with New Year’s trivia … and cats
It’s the end of another year, and it’s time to celebrate! As one of the year’s most festive holidays, New Year’s is an age-old tradition which gathers friends, family, neighbors and even perfect strangers to ring in new beginnings.
It’s a time where resolutions fly with the confetti and memories of the year are shared, in both its trials and successes, with hopes to start anew.
The holiday has its origin among the ancient Babylonians, who are said to have started the tradition of resolutions — returning all possessions which had been borrowed throughout the year — some 4,000 years ago.
Celebrated worldwide, the New Year offers universal traditions of fireworks, singing and a special midnight kiss. The United States’ tradition of dropping the New Year’s ball in Time Square has stayed true, as well as others including Scotland’s celebration with hogmanay — a traditional cake given on New Year’s — and Italy’s tradition of wearing red underwear as a signal of good luck.
Check out some more fun facts about New Year’s below:
- The Romans dedicated Jan. 1 to Janus, the Roman god of gates, doors and beginnings. The god was said to have two faces, one looking forward and the other looking backward.
- Firecrackers and noisemakers are a tradition dating back centuries, said to have first been used to scare away evil spirits for the new year.

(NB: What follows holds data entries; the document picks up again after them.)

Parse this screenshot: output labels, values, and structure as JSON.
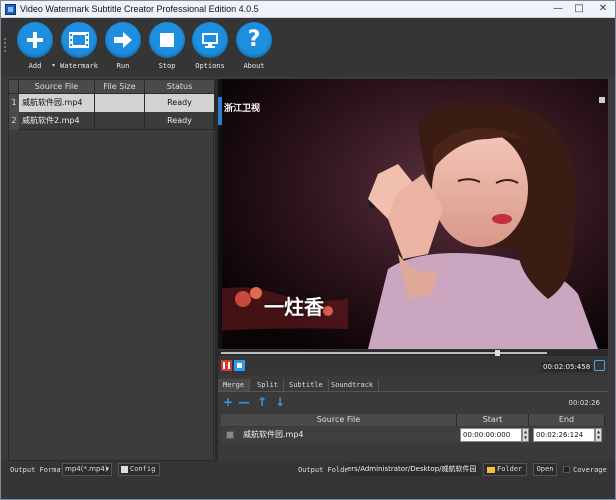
{
  "window": {
    "title": "Video Watermark Subtitle Creator Professional Edition 4.0.5",
    "controls": [
      "—",
      "□",
      "✕"
    ]
  },
  "toolbar": {
    "buttons": [
      {
        "label": "Add",
        "icon": "plus-icon"
      },
      {
        "label": "Watermark",
        "icon": "film-icon"
      },
      {
        "label": "Run",
        "icon": "arrow-right-icon"
      },
      {
        "label": "Stop",
        "icon": "stop-square-icon"
      },
      {
        "label": "Options",
        "icon": "monitor-icon"
      },
      {
        "label": "About",
        "icon": "question-icon"
      }
    ],
    "add_dropdown": "▾"
  },
  "file_table": {
    "headers": [
      "Source File",
      "File Size",
      "Status"
    ],
    "rows": [
      {
        "num": "1",
        "file": "威航软件园.mp4",
        "size": "",
        "status": "Ready"
      },
      {
        "num": "2",
        "file": "威航软件2.mp4",
        "size": "",
        "status": "Ready"
      }
    ]
  },
  "preview": {
    "channel_logo": "浙江卫视",
    "caption": "一炷香"
  },
  "player": {
    "timecode": "00:02:05:458",
    "progress_fraction": 0.84
  },
  "tabs": [
    "Merge",
    "Split",
    "Subtitle",
    "Soundtrack"
  ],
  "merge": {
    "total_time": "00:02:26",
    "headers": [
      "Source File",
      "Start",
      "End"
    ],
    "row": {
      "file": "威航软件园.mp4",
      "start": "00:00:00:000",
      "end": "00:02:26:124"
    },
    "tool_icons": [
      "add-icon",
      "remove-icon",
      "move-up-icon",
      "move-down-icon"
    ]
  },
  "bottom": {
    "output_format_label": "Output Format",
    "output_format_value": "mp4(*.mp4)",
    "config_label": "Config",
    "output_folder_label": "Output Folder",
    "output_folder_path": "ers/Administrator/Desktop/威航软件园",
    "folder_label": "Folder",
    "open_label": "Open",
    "coverage_label": "Coverage"
  },
  "colors": {
    "accent": "#1e8fe0",
    "background": "#3a3a3a",
    "selected_row": "#d2d2d2"
  }
}
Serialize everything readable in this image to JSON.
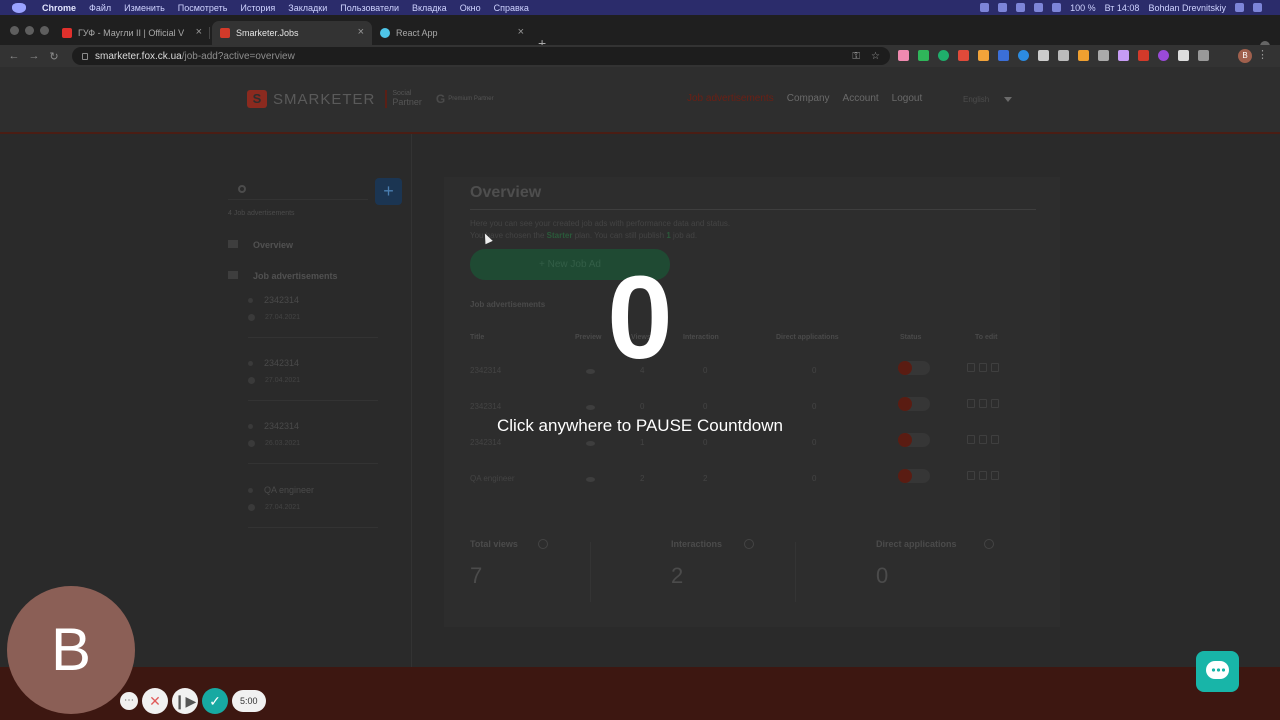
{
  "menubar": {
    "items": [
      "Chrome",
      "Файл",
      "Изменить",
      "Посмотреть",
      "История",
      "Закладки",
      "Пользователи",
      "Вкладка",
      "Окно",
      "Справка"
    ],
    "battery": "100 %",
    "clock": "Вт 14:08",
    "user": "Bohdan Drevnitskiy"
  },
  "tabs": [
    {
      "title": "ГУФ - Маугли II | Official V",
      "favicon_color": "#e0302c"
    },
    {
      "title": "Smarketer.Jobs",
      "favicon_color": "#d23a2a"
    },
    {
      "title": "React App",
      "favicon_color": "#4ec5e8"
    }
  ],
  "address": {
    "host": "smarketer.fox.ck.ua",
    "path": "/job-add?active=overview"
  },
  "profile_initial": "B",
  "site": {
    "logo_text": "SMARKETER",
    "partner_lines": [
      "Social",
      "Partner"
    ],
    "google_lines": [
      "Premium Partner"
    ],
    "nav": [
      {
        "label": "Job advertisements",
        "active": true
      },
      {
        "label": "Company",
        "active": false
      },
      {
        "label": "Account",
        "active": false
      },
      {
        "label": "Logout",
        "active": false
      }
    ],
    "language": "English"
  },
  "sidebar": {
    "count_label": "4 Job advertisements",
    "overview": "Overview",
    "ads_label": "Job advertisements",
    "jobs": [
      {
        "title": "2342314",
        "date": "27.04.2021"
      },
      {
        "title": "2342314",
        "date": "27.04.2021"
      },
      {
        "title": "2342314",
        "date": "26.03.2021"
      },
      {
        "title": "QA engineer",
        "date": "27.04.2021"
      }
    ]
  },
  "main": {
    "title": "Overview",
    "desc_line1": "Here you can see your created job ads with performance data and status.",
    "desc_line2_a": "You have chosen the",
    "plan": "Starter",
    "desc_line2_b": "plan. You can still publish",
    "publish_count": "1",
    "desc_line2_c": "job ad.",
    "new_button": "+ New Job Ad",
    "table_title": "Job advertisements",
    "columns": [
      "Title",
      "Preview",
      "Views",
      "Interaction",
      "Direct applications",
      "Status",
      "To edit"
    ],
    "rows": [
      {
        "title": "2342314",
        "views": "4",
        "interaction": "0",
        "direct": "0"
      },
      {
        "title": "2342314",
        "views": "0",
        "interaction": "0",
        "direct": "0"
      },
      {
        "title": "2342314",
        "views": "1",
        "interaction": "0",
        "direct": "0"
      },
      {
        "title": "QA engineer",
        "views": "2",
        "interaction": "2",
        "direct": "0"
      }
    ],
    "stats": [
      {
        "label": "Total views",
        "value": "7"
      },
      {
        "label": "Interactions",
        "value": "2"
      },
      {
        "label": "Direct applications",
        "value": "0"
      }
    ]
  },
  "overlay": {
    "countdown": "0",
    "message": "Click anywhere to PAUSE Countdown",
    "webcam_initial": "B",
    "timer": "5:00",
    "more_glyph": "⋯",
    "cancel_glyph": "✕",
    "restart_glyph": "❙▶",
    "done_glyph": "✓"
  },
  "colors": {
    "accent_red": "#c8321f",
    "accent_green": "#1e9c5c",
    "chat_teal": "#18b5a8"
  }
}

- The tradition of the New Year’s Baby comes from ancient Greek tradition celebrating the fertility god who was allegedly reborn each year.
- It is said that the first visitors seen after the New Year would bring good or bad luck, which is why many people celebrate with their friends and family.
- Different cultures have traditions of eating certain types of food for prosperity and good fortune on New Year’s Day. Black-eyed peas and cabbage are eaten in cultures around the world, including the U.S., to signify good luck and fortune. Other foods, including ham and grapes in certain parts of the world, bring progress as time passes.
- The most common New Year’s Resolution is to lose weight. About 60 percent of all Americans will establish that resolution.
- “Auld Lang Syne” is sung at midnight to toast in the New Year. The song was composed by Robert Burns sometime in the 1700s. The term means “old long ago” or “the good old days.”
- Dec. 31, 1907, saw the very first ball lowering in Times Square. The first New York ball was 700 pounds, and five feet in diameter. The ball was made from wood and iron.
- Today, the round ball designed by Waterford Crystal weighs 11,875 pounds, is 12 feet in diameter and is bedazzled with 2,668 Waterford crystals.
Don’t forget to bring in the year with cheer — check out New Year’s montages by musical felines below. Happy New Year’s, Bobcats!